Radu Uszkai joins the show today to talk about if the case against intellectual property can be strengthened by appealing to the work of F.A. Hayek.
What do cowpox pus, the radio, and coffee have in common? More than you might think.
Matt Ridley joins the show today to talk about his new book, How Innovation Works.
Drug prohibition has been catastrophic, with a tremendous human cost. Here’s what would happen if we ended it.
Kevin Vallier joins the show today to discuss how politics itself is nothing more than a power struggle between groups with irreconcilable aims.
Stephanie Slade joins the show to talk about her new cover story for Reason Magazine; Against the New Nationalism.
In the United States, nothing makes us hate each other quite like politics.
Julia Maskivker joins the show today to discuss how she believes we have a duty to vote because it is a morally unique action.
In this far-reaching conversation, we look at the problems of American democracy, at the sources of polarization and tribalism, and offer ways each of us could take small steps towards improving the state of our politics.
Arthur Diamond joins the show to talk about how good policy could actually encourage innovation.
Lauren K. Hall joins the show today to argue that medicalization reduces competition, stifles innovation, and prevents individuals from accessing the most appropriate care during their most vulnerable moments.

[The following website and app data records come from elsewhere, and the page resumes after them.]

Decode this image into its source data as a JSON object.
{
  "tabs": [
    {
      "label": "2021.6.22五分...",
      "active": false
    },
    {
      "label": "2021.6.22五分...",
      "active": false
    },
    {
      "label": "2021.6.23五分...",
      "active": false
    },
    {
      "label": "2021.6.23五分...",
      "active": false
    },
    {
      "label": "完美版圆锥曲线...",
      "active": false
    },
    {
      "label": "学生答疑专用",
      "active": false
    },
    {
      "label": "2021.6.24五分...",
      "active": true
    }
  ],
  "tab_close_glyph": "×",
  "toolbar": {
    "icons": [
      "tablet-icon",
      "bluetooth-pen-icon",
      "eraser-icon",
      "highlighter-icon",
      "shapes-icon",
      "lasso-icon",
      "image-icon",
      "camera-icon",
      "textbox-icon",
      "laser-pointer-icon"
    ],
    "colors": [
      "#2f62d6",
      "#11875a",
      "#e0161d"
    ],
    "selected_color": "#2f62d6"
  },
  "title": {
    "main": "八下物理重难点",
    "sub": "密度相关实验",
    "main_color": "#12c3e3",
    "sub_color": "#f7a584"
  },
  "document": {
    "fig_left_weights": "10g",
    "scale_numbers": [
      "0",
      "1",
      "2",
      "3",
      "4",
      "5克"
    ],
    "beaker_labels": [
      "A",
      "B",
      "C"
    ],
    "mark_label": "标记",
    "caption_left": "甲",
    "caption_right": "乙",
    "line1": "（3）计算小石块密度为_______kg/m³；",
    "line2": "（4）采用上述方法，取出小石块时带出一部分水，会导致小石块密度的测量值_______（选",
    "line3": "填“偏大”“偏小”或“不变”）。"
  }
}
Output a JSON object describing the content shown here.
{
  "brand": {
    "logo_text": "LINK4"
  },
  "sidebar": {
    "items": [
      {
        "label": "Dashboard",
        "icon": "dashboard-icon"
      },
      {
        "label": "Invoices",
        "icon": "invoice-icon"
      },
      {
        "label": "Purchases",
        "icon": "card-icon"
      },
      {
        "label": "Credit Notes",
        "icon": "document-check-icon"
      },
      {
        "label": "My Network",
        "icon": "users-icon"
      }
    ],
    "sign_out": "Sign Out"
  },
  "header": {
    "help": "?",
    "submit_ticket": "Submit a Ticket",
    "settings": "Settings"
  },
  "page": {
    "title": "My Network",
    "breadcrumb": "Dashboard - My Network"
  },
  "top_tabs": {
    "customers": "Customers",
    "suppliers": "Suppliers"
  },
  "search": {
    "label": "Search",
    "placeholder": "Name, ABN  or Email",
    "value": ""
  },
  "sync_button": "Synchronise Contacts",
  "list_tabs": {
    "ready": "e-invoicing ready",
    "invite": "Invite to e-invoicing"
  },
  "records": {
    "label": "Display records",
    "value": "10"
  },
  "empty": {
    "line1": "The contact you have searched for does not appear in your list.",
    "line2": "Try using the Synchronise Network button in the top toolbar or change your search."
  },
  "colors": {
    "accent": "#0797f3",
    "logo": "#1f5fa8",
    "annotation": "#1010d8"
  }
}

Nicholas Christakis joins the show today to talk about how humans are unique in that we have evolved the capacity for friendship.